Some people think that in order to be rich, you have to be smart. But that may not tell the whole story.
In fact, being rich may make you smart. Or more likely, being poor dumbs you down.
At a conference I attended, neuroscientist Dr. Emily Heath showed how people under financial stress experience a decline of 14 IQ points.
That is worse than if you took an IQ test after not having slept for 24 hours.
And we know that driving with no sleep can be even more dangerous than driving drunk.
The difference is that usually after going on a bender, you sleep it off, feel cruddy for a few hours and are then back to normal. People under financial stress can’t just drink a few glasses of Gatorade, pop a few ibuprofen and get relief.
Stress also takes a physical toll, cutting lives short, causing pain and reducing sex drive. Let’s face it: If you spend your day hiding from bill collectors, you’re probably not feeling like your best self and are less apt to get your freak on.
The same goes for your spouse. Money issues are one of the leading causes of divorce.
And given the double whammy of 2020 being, well, 2020 and it being the holidays, there’s no shortage of people with financial woes.
That said, there are many ways to give yourself some financial breathing room and start reducing your stress. Let’s take a look at some simple ones.
If you’re working and your company offers a 401(k), take it.
I know, I know – you can’t afford to give up 5% to 10% of your paycheck when you have bills to pay right now.
But it’s worth the effort. First of all, contributing to a 401(k) will immediately save you money in taxes.
Let’s say that you’re single and your taxable income is $50,000 per year. You’re in the 22% tax bracket, so you’ll pay $11,000 in taxes.
If you contribute 6% of your salary to a 401(k), you’ll reduce your taxable income by $3,000, saving $660 in taxes. Furthermore, many companies offer a 50% match up to 6%, so you could receive an additional $1,500 contribution from your employer.
And most people are still able to make ends meet with fewer take-home dollars.
Acorns offers another a way to force yourself to save. Once you sign up and spend money using the Acorns card, the amount is rounded up and the spare change is saved in an investment account.
So if you buy lunch for $6.25, the purchase is rounded up to $7 and the $0.75 is put into your account. That can add up quickly. You can then invest the funds in various portfolios made up of exchange-traded funds (ETFs).
Keep Track of What You Spend
People love quantifying their lives. They have apps to find out how many steps they took during the day. Some even get data on their sleep.
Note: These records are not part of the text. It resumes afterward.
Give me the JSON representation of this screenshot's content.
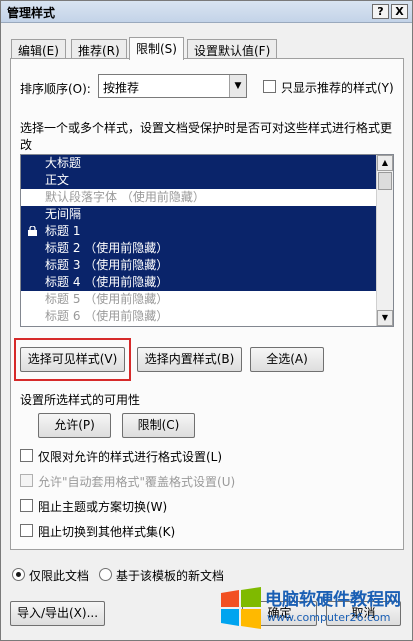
{
  "window": {
    "title": "管理样式",
    "help_label": "?",
    "close_label": "X"
  },
  "tabs": [
    {
      "label": "编辑(E)",
      "active": false
    },
    {
      "label": "推荐(R)",
      "active": false
    },
    {
      "label": "限制(S)",
      "active": true
    },
    {
      "label": "设置默认值(F)",
      "active": false
    }
  ],
  "sort": {
    "label": "排序顺序(O):",
    "value": "按推荐",
    "show_recommended_label": "只显示推荐的样式(Y)"
  },
  "description": {
    "line1": "选择一个或多个样式，设置文档受保护时是否可对这些样式进行格式更",
    "line2": "改"
  },
  "styles_list": [
    {
      "label": "大标题",
      "selected": true,
      "locked": false,
      "gray": false
    },
    {
      "label": "正文",
      "selected": true,
      "locked": false,
      "gray": false
    },
    {
      "label": "默认段落字体 （使用前隐藏）",
      "selected": false,
      "locked": false,
      "gray": true
    },
    {
      "label": "无间隔",
      "selected": true,
      "locked": false,
      "gray": false
    },
    {
      "label": "标题 1",
      "selected": true,
      "locked": true,
      "gray": false
    },
    {
      "label": "标题 2 （使用前隐藏）",
      "selected": true,
      "locked": false,
      "gray": false
    },
    {
      "label": "标题 3 （使用前隐藏）",
      "selected": true,
      "locked": false,
      "gray": false
    },
    {
      "label": "标题 4 （使用前隐藏）",
      "selected": true,
      "locked": false,
      "gray": false
    },
    {
      "label": "标题 5 （使用前隐藏）",
      "selected": false,
      "locked": false,
      "gray": true
    },
    {
      "label": "标题 6 （使用前隐藏）",
      "selected": false,
      "locked": false,
      "gray": true
    }
  ],
  "buttons": {
    "select_visible": "选择可见样式(V)",
    "select_builtin": "选择内置样式(B)",
    "select_all": "全选(A)",
    "permit": "允许(P)",
    "restrict": "限制(C)",
    "import_export": "导入/导出(X)...",
    "ok": "确定",
    "cancel": "取消"
  },
  "availability": {
    "label": "设置所选样式的可用性"
  },
  "options": {
    "limit_formatting": "仅限对允许的样式进行格式设置(L)",
    "allow_autoformat": "允许\"自动套用格式\"覆盖格式设置(U)",
    "block_theme": "阻止主题或方案切换(W)",
    "block_style_set": "阻止切换到其他样式集(K)"
  },
  "scope": {
    "this_document": "仅限此文档",
    "new_documents": "基于该模板的新文档"
  },
  "watermark": {
    "line1": "电脑软硬件教程网",
    "line2": "www.computer26.com"
  },
  "colors": {
    "selection": "#0a246a",
    "highlight_box": "#d62a2a",
    "watermark": "#1a5fb4"
  }
}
But when it comes to money and spending, it’s anyone’s guess.
I’m not the guy who is going to tell you to skip the latte that you enjoy – but if you’re under financial stress, I will tell you to at least track what you’re spending so that you’re armed with the information.
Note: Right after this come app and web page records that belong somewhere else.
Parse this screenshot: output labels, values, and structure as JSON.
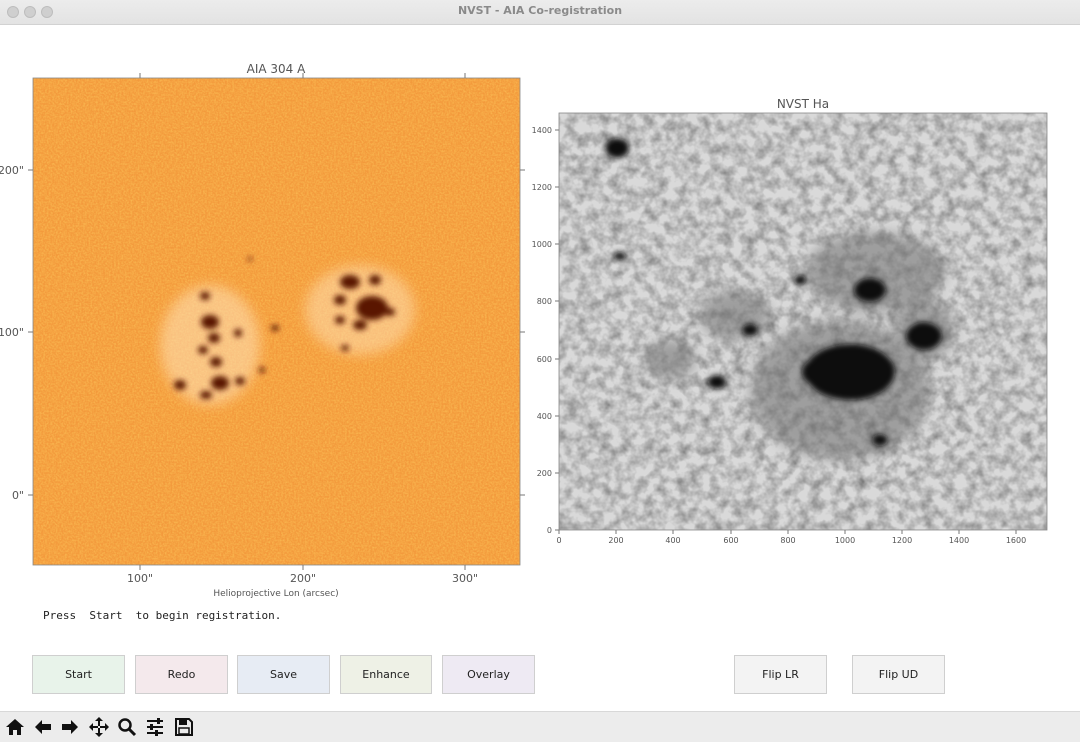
{
  "window": {
    "title": "NVST - AIA Co-registration"
  },
  "left_plot": {
    "title": "AIA 304 A",
    "xlabel": "Helioprojective Lon (arcsec)",
    "xticks": [
      "100\"",
      "200\"",
      "300\""
    ],
    "yticks": [
      "200\"",
      "100\"",
      "0\""
    ],
    "colormap": "orange/sdo-304"
  },
  "right_plot": {
    "title": "NVST Ha",
    "xticks": [
      "0",
      "200",
      "400",
      "600",
      "800",
      "1000",
      "1200",
      "1400",
      "1600"
    ],
    "yticks": [
      "1400",
      "1200",
      "1000",
      "800",
      "600",
      "400",
      "200",
      "0"
    ],
    "colormap": "gray"
  },
  "status": {
    "message": "Press  Start  to begin registration."
  },
  "buttons": {
    "start": "Start",
    "redo": "Redo",
    "save": "Save",
    "enhance": "Enhance",
    "overlay": "Overlay",
    "flip_lr": "Flip LR",
    "flip_ud": "Flip UD"
  },
  "colors": {
    "start_bg": "#e8f3ea",
    "redo_bg": "#f4e9ec",
    "save_bg": "#e7ecf4",
    "enhance_bg": "#eef1e6",
    "overlay_bg": "#eeeaf3",
    "flip_bg": "#f3f3f3"
  },
  "toolbar": {
    "icons": [
      "home-icon",
      "back-arrow-icon",
      "forward-arrow-icon",
      "pan-icon",
      "zoom-icon",
      "configure-icon",
      "save-icon"
    ]
  }
}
Whether you choose to cut back on lattes is up to you. But you’ll at least be making an informed decision.
There are apps like Mint that track what you’re spending your money on and how much you have remaining. Mint will alert you if your bank balance runs low so you don’t bounce a check and incur overdraft fees, and it’ll also notify you when your bills are due so you can avoid late fees.
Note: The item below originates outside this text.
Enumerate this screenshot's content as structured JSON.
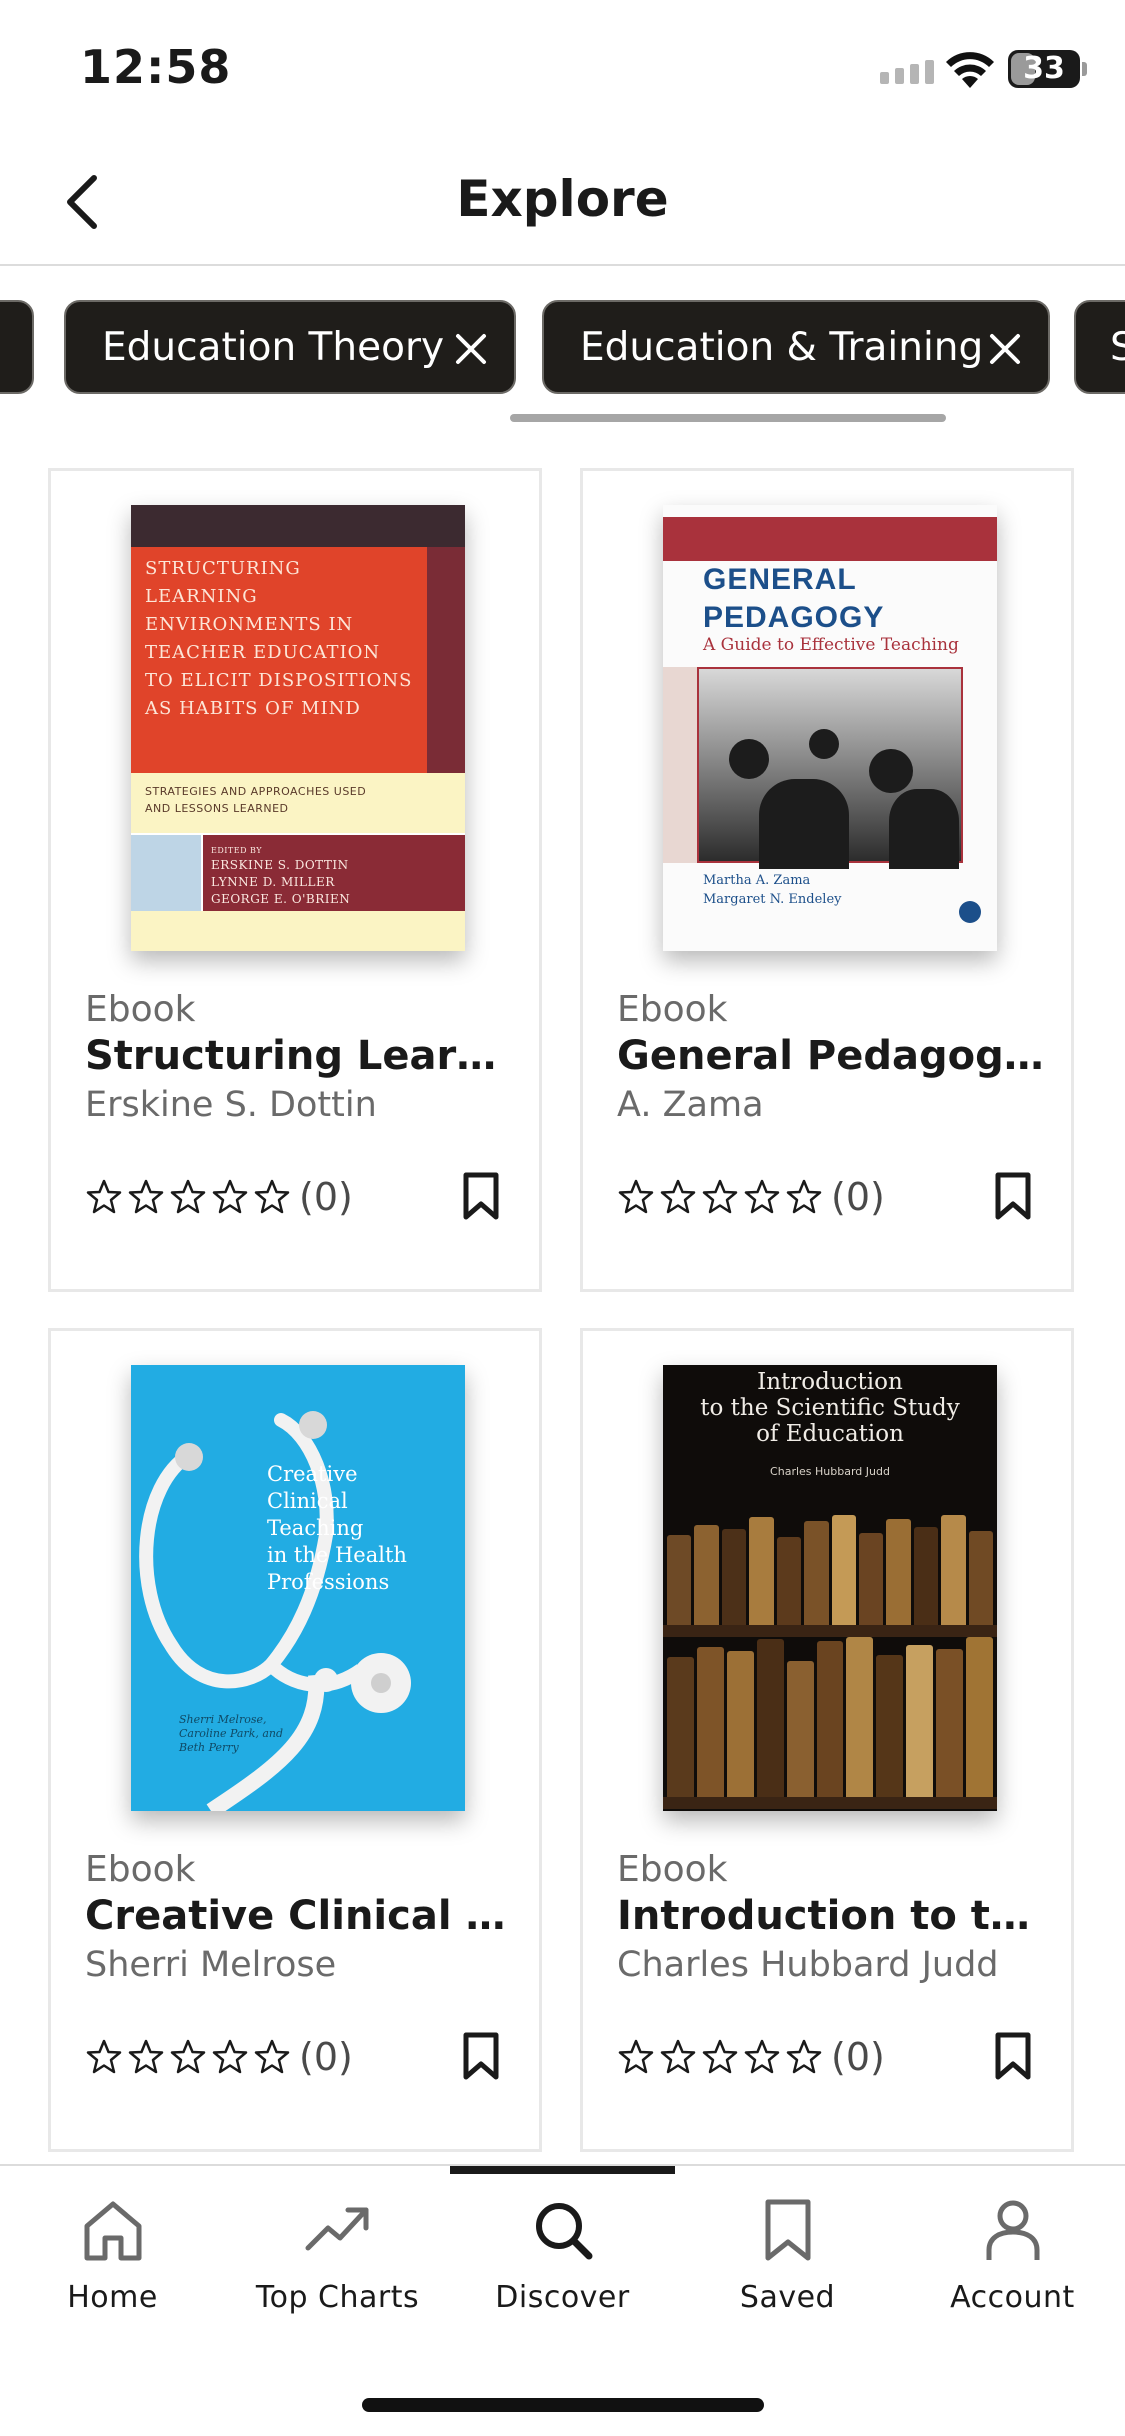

Another way to avoid fees is automatic bill payment. Most utility, credit card and other monthly bills can be set up to be paid automatically, which will prevent late fees.
Of course, you need to make sure you have enough money in your bank account to cover the bills. But if you do, automatic bill payment is a nice way to stop worrying about whether you’ve paid the bills every month.
Lastly, make sure you’re investing, even if just a little bit and whether it’s through Acorns or a brokerage account. My preferred investment is Perpetual Dividend Raisers. These are stocks whose dividends increase every year.
Investing in Perpetual Dividend Raisers serves two purposes…
First, you’ll receive more income each year, which will hopefully lessen financial stress over time.
Second, investing will also keep your brain active. Investing involves processing information, decision making and some basic math.
My father-in-law was in his 90s and every night would write down his investment totals on a piece of paper. I’m not saying that’s the reason he was as sharp as a tack, but it certainly doesn’t hurt.
Financial stress takes its toll on our relationships and our physical and mental health. Relieving that stress should be a priority – and we could all use an extra 14 IQ points.